wjskw@BELLSOUTH.NET on sat 9 oct 04
The first place to look for liability insurance is with your own
insurance agent... usually the guy or gal that insures your house
and/or car also handles commercial lines of insurance. If not, they
will know who does. You usually have better luck if your agent
represents an "independent" insurance agency; one that can handle
policies from any company they choose. It's how we got ours, and
now have four policies: home, auto, business, and an umbrella
liability policy that has higher limits than any of the other three
"just in case".
Check with the folks you know first.
Best of luck,
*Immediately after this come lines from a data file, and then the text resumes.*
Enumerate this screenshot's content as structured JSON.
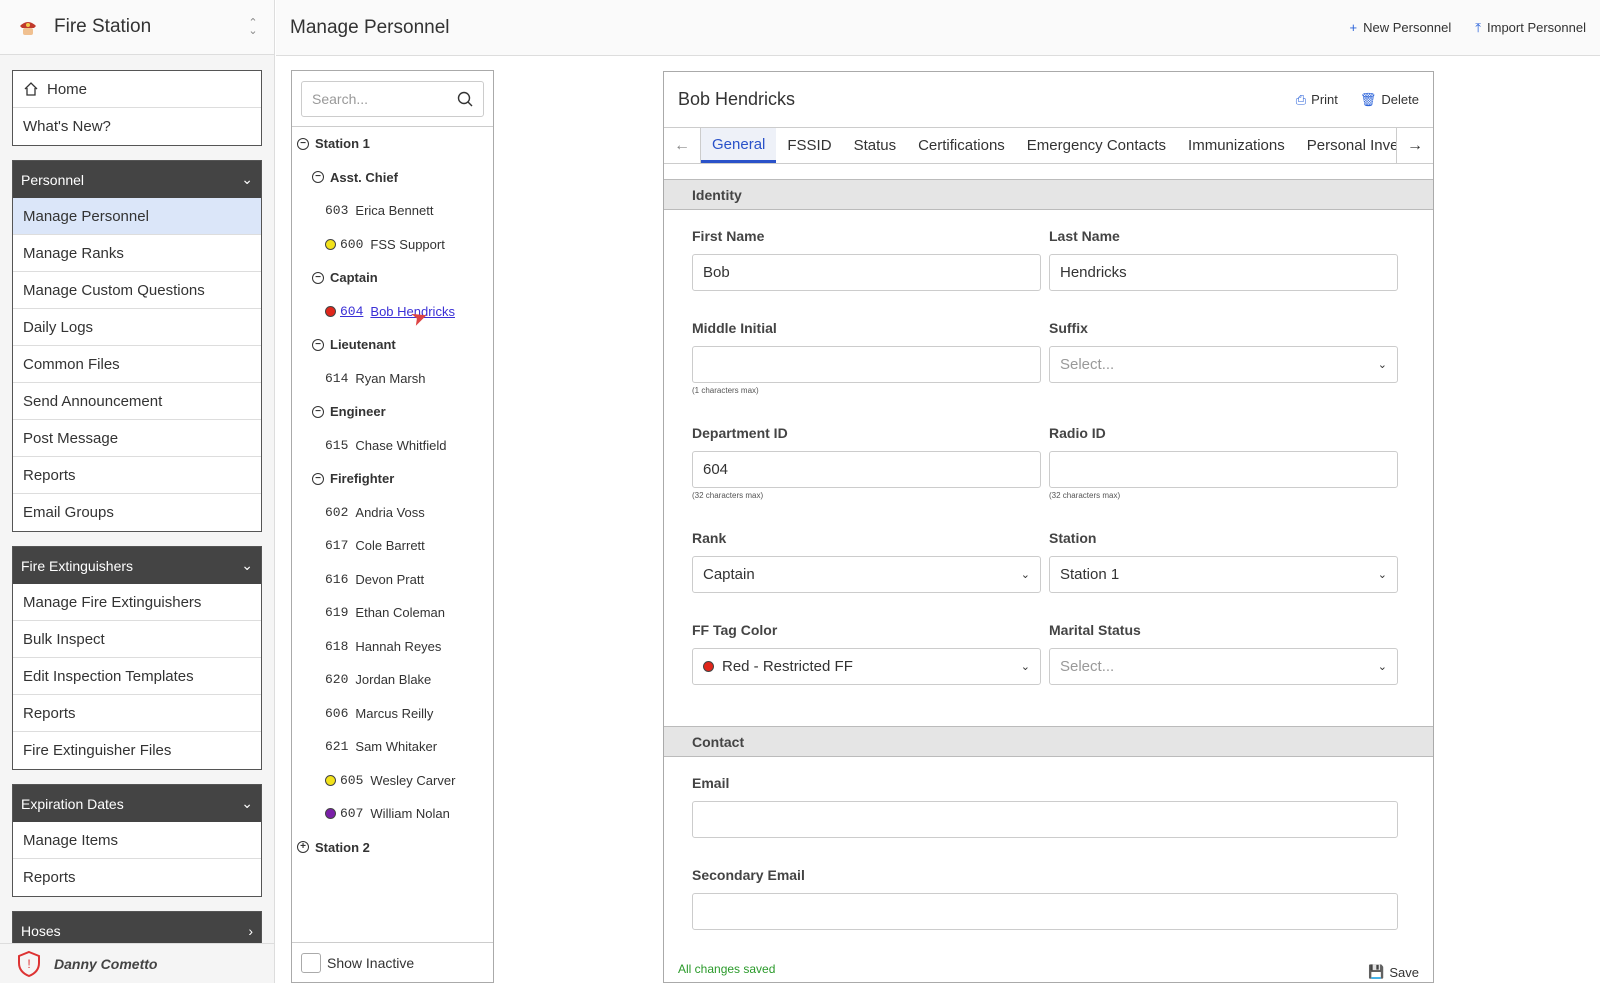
{
  "app": {
    "title": "Fire Station"
  },
  "sidebar": {
    "top_items": [
      "Home",
      "What's New?"
    ],
    "groups": [
      {
        "title": "Personnel",
        "items": [
          "Manage Personnel",
          "Manage Ranks",
          "Manage Custom Questions",
          "Daily Logs",
          "Common Files",
          "Send Announcement",
          "Post Message",
          "Reports",
          "Email Groups"
        ]
      },
      {
        "title": "Fire Extinguishers",
        "items": [
          "Manage Fire Extinguishers",
          "Bulk Inspect",
          "Edit Inspection Templates",
          "Reports",
          "Fire Extinguisher Files"
        ]
      },
      {
        "title": "Expiration Dates",
        "items": [
          "Manage Items",
          "Reports"
        ]
      },
      {
        "title": "Hoses",
        "items": []
      }
    ],
    "user_name": "Danny Cometto"
  },
  "topbar": {
    "title": "Manage Personnel",
    "new_label": "New Personnel",
    "import_label": "Import Personnel"
  },
  "tree": {
    "search_placeholder": "Search...",
    "station1": "Station 1",
    "station2": "Station 2",
    "ranks": {
      "asst_chief": "Asst. Chief",
      "captain": "Captain",
      "lieutenant": "Lieutenant",
      "engineer": "Engineer",
      "firefighter": "Firefighter"
    },
    "people": {
      "p603": {
        "num": "603",
        "name": "Erica Bennett"
      },
      "p600": {
        "num": "600",
        "name": "FSS Support"
      },
      "p604": {
        "num": "604",
        "name": "Bob Hendricks"
      },
      "p614": {
        "num": "614",
        "name": "Ryan Marsh"
      },
      "p615": {
        "num": "615",
        "name": "Chase Whitfield"
      },
      "p602": {
        "num": "602",
        "name": "Andria Voss"
      },
      "p617": {
        "num": "617",
        "name": "Cole Barrett"
      },
      "p616": {
        "num": "616",
        "name": "Devon Pratt"
      },
      "p619": {
        "num": "619",
        "name": "Ethan Coleman"
      },
      "p618": {
        "num": "618",
        "name": "Hannah Reyes"
      },
      "p620": {
        "num": "620",
        "name": "Jordan Blake"
      },
      "p606": {
        "num": "606",
        "name": "Marcus Reilly"
      },
      "p621": {
        "num": "621",
        "name": "Sam Whitaker"
      },
      "p605": {
        "num": "605",
        "name": "Wesley Carver"
      },
      "p607": {
        "num": "607",
        "name": "William Nolan"
      }
    },
    "show_inactive_label": "Show Inactive",
    "tag_colors": {
      "yellow": "#f2e21b",
      "red": "#e0261b",
      "purple": "#7a1fa8"
    }
  },
  "card": {
    "title": "Bob Hendricks",
    "print_label": "Print",
    "delete_label": "Delete",
    "tabs": [
      "General",
      "FSSID",
      "Status",
      "Certifications",
      "Emergency Contacts",
      "Immunizations",
      "Personal Inver"
    ],
    "identity_section": "Identity",
    "contact_section": "Contact",
    "fields": {
      "first_name": {
        "label": "First Name",
        "value": "Bob"
      },
      "last_name": {
        "label": "Last Name",
        "value": "Hendricks"
      },
      "middle_initial": {
        "label": "Middle Initial",
        "value": "",
        "hint": "(1 characters max)"
      },
      "suffix": {
        "label": "Suffix",
        "placeholder": "Select..."
      },
      "department_id": {
        "label": "Department ID",
        "value": "604",
        "hint": "(32 characters max)"
      },
      "radio_id": {
        "label": "Radio ID",
        "value": "",
        "hint": "(32 characters max)"
      },
      "rank": {
        "label": "Rank",
        "value": "Captain"
      },
      "station": {
        "label": "Station",
        "value": "Station 1"
      },
      "ff_tag_color": {
        "label": "FF Tag Color",
        "value": "Red - Restricted FF"
      },
      "marital_status": {
        "label": "Marital Status",
        "placeholder": "Select..."
      },
      "email": {
        "label": "Email",
        "value": ""
      },
      "secondary_email": {
        "label": "Secondary Email",
        "value": ""
      }
    },
    "status_text": "All changes saved",
    "save_label": "Save",
    "accent_color": "#2a52c9"
  }
}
From: Clayart [mailto:CLAYART@LSV.CERAMICS.ORG] On Behalf Of Morgan
Sent: Saturday, October 09, 2004 10:17 AM
Subject: Product liability insurance
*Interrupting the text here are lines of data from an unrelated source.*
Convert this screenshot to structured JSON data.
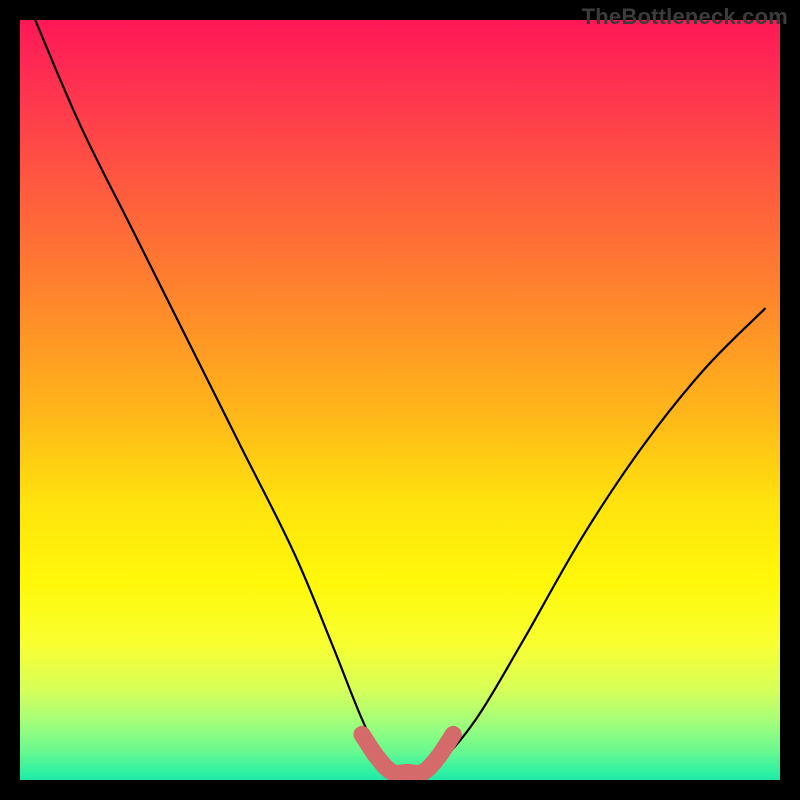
{
  "watermark": "TheBottleneck.com",
  "chart_data": {
    "type": "line",
    "title": "",
    "xlabel": "",
    "ylabel": "",
    "xlim": [
      0,
      100
    ],
    "ylim": [
      0,
      100
    ],
    "grid": false,
    "legend": false,
    "annotations": [],
    "series": [
      {
        "name": "bottleneck-curve",
        "color": "#000000",
        "x": [
          2,
          8,
          15,
          22,
          29,
          36,
          41,
          45,
          48,
          50,
          53,
          55,
          60,
          66,
          74,
          82,
          90,
          98
        ],
        "y": [
          100,
          86,
          72,
          58,
          44,
          30,
          18,
          8,
          2,
          1,
          1,
          2,
          8,
          18,
          32,
          44,
          54,
          62
        ]
      },
      {
        "name": "sweet-spot-band",
        "color": "#d46a6a",
        "x": [
          45,
          47,
          49,
          51,
          53,
          55,
          57
        ],
        "y": [
          6,
          3,
          1,
          1,
          1,
          3,
          6
        ]
      }
    ],
    "gradient_stops": [
      {
        "pos": 0,
        "color": "#ff1756"
      },
      {
        "pos": 22,
        "color": "#ff5a3f"
      },
      {
        "pos": 52,
        "color": "#ffb719"
      },
      {
        "pos": 74,
        "color": "#fff80a"
      },
      {
        "pos": 92,
        "color": "#a8ff78"
      },
      {
        "pos": 100,
        "color": "#20e8a8"
      }
    ]
  }
}
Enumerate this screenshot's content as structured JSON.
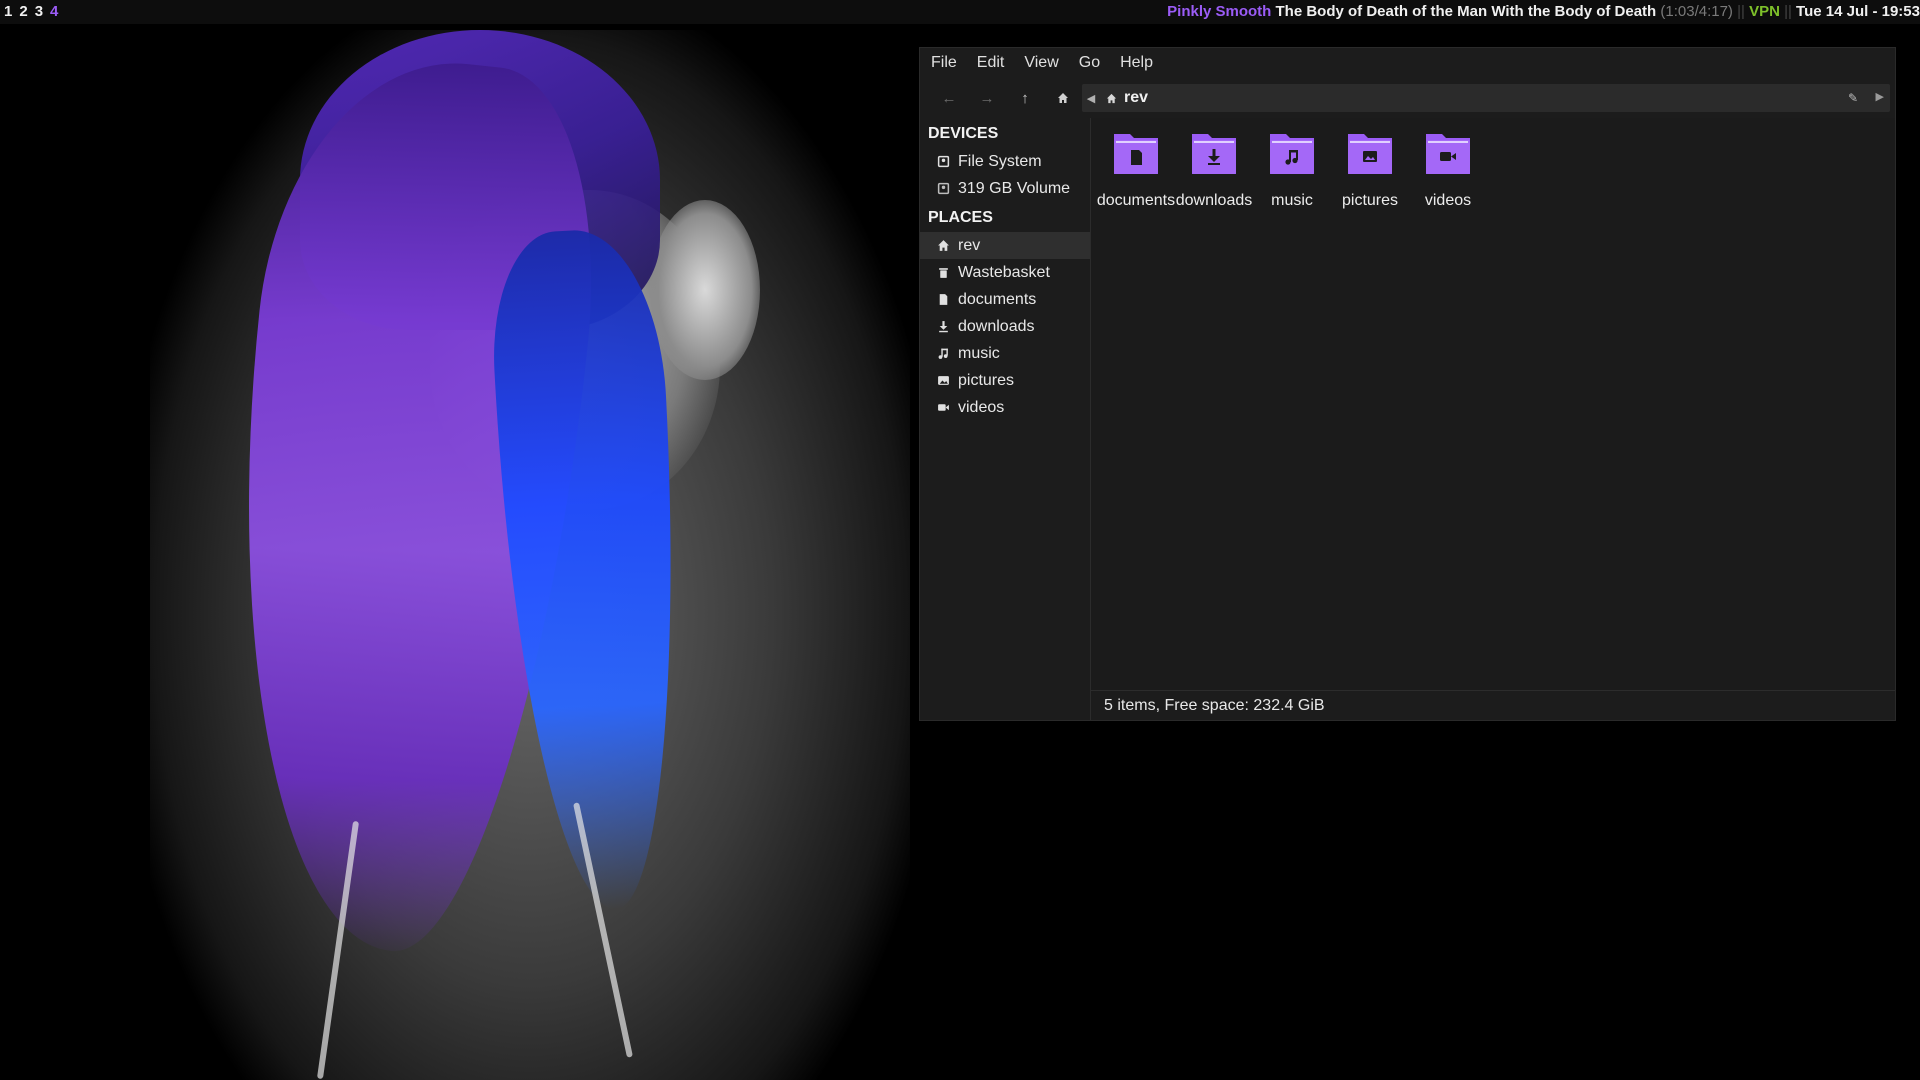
{
  "topbar": {
    "workspaces": [
      "1",
      "2",
      "3",
      "4"
    ],
    "active_workspace": "4",
    "now_playing": {
      "artist": "Pinkly Smooth",
      "track": "The Body of Death of the Man With the Body of Death",
      "time": "(1:03/4:17)"
    },
    "separator": "||",
    "vpn": "VPN",
    "clock": "Tue 14 Jul - 19:53",
    "colors": {
      "accent": "#9b5cf6",
      "vpn": "#7ec12a"
    }
  },
  "window": {
    "menu": [
      "File",
      "Edit",
      "View",
      "Go",
      "Help"
    ],
    "toolbar": {
      "back_icon": "arrow-left-icon",
      "forward_icon": "arrow-right-icon",
      "up_icon": "arrow-up-icon",
      "home_icon": "home-icon"
    },
    "pathbar": {
      "crumb": "rev"
    },
    "sidebar": {
      "devices_title": "DEVICES",
      "devices": [
        {
          "label": "File System",
          "icon": "drive-icon"
        },
        {
          "label": "319 GB Volume",
          "icon": "drive-icon"
        }
      ],
      "places_title": "PLACES",
      "places": [
        {
          "label": "rev",
          "icon": "home-icon",
          "selected": true
        },
        {
          "label": "Wastebasket",
          "icon": "trash-icon"
        },
        {
          "label": "documents",
          "icon": "document-icon"
        },
        {
          "label": "downloads",
          "icon": "download-icon"
        },
        {
          "label": "music",
          "icon": "music-icon"
        },
        {
          "label": "pictures",
          "icon": "picture-icon"
        },
        {
          "label": "videos",
          "icon": "video-icon"
        }
      ]
    },
    "folders": [
      {
        "label": "documents",
        "icon": "folder-documents-icon"
      },
      {
        "label": "downloads",
        "icon": "folder-downloads-icon"
      },
      {
        "label": "music",
        "icon": "folder-music-icon"
      },
      {
        "label": "pictures",
        "icon": "folder-pictures-icon"
      },
      {
        "label": "videos",
        "icon": "folder-videos-icon"
      }
    ],
    "folder_color": "#9b5cf6",
    "status": "5 items, Free space: 232.4 GiB"
  }
}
Does anyone have product liability insurance or know where one can
it for the little guy?
Has anyone ever been?
Any thoughts or experience along these lines would be greatly
Send postings to firstname.lastname@example.org
You may look at the archives for the list or change your
settings from http://www.ceramics.org/clayart/
Moderator of the list is Mel Jacobson who may be reached at
piedpotterhamelin@COMCAST.NET on sat 9 oct 04
Check out Encompass insurance and their programs. MAKE POSITIVELY SURE THAT ANY COVERAGE FROM ANYONE GIVES YOU "COMPLETED OPERATIONS" no matter what they say; at least this is the case in massachusetts.
Some agents will try to sell you commercial coverage but look into the
"Many a wiser men than I hath
gone to pot." 1649
-------------- Original message --------------
> Does anyone have product liability insurance or know where one can find
> it for the little guy?
> Has anyone ever been?
> Any thoughts or experience along these lines would be greatly appreciated.
> Send postings to email@example.com
> You may look at the archives for the list or change your subscription
> settings from http://www.ceramics.org/clayart/
> Moderator of the list is Mel Jacobson who may be reached at firstname.lastname@example.org.
Judy Musicant on sun 10 oct 04
There has been discussion over the years about product liability =
insurance for potters, and whether or not we should be concerned about =
having such coverage. I could be wrong here, but I don't remember =
seeing a post about anyone ever having a situation where product =
liability coverage was necessary. Have any of you folks ever needed it, =
or heard of a potter who did? I'm not suggesting it isn't a good idea, =
but just curious.
Janet Price on thu 2 jun 05
About a year ago I asked whether I really needed to get product
liability insurance and the response was yes, even tho I'm very much a
part time potter. Since the annual cost of the liability insurance was
more than my annual sales, I stopped selling my pots--still gave them away.
Today I came across a website that directed me to RLI Insurance Company
out of Peoria. The other name associated with this is John Carriero and
Son. They seem to have developed a special niche policy for in-home
businesses that is a fraction of what I was quoted a year ago. The
base rate is a function of the kind of business and the location and the
amount of coverage. For ceramics in Western MA and $1,000,000 coverage,
it would be $210 a year.
Is anyone familiar with them? Is it just a scam? Thanks for any feedback.